Prompt ▸ Say how many lines in the entries contain "title", giving only the number.

(Element data from apps and pages)
= = =
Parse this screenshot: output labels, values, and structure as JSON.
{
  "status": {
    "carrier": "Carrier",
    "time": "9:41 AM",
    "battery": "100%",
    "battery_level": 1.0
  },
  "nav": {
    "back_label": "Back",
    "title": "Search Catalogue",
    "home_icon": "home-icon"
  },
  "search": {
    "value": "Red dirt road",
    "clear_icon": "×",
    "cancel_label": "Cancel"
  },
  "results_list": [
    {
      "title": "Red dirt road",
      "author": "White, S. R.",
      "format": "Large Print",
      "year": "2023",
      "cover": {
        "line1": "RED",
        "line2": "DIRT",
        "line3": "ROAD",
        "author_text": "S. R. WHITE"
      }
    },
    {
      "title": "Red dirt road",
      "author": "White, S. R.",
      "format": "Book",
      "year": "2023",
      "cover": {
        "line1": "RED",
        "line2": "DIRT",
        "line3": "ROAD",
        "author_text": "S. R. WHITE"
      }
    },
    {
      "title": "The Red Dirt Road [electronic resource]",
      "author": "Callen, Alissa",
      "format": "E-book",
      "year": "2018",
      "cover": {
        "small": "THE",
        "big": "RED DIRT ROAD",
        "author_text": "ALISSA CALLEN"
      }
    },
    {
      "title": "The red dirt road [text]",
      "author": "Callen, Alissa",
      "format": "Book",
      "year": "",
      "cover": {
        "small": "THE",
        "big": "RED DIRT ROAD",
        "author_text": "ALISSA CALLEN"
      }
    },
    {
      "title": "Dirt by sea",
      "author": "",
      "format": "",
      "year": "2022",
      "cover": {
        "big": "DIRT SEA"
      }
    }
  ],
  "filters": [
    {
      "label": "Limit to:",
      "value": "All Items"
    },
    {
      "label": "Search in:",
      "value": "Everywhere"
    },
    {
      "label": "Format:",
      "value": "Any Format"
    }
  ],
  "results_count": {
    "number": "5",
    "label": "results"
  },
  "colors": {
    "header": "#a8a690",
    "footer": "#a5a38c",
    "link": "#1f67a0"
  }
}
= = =
Written response ▸ 6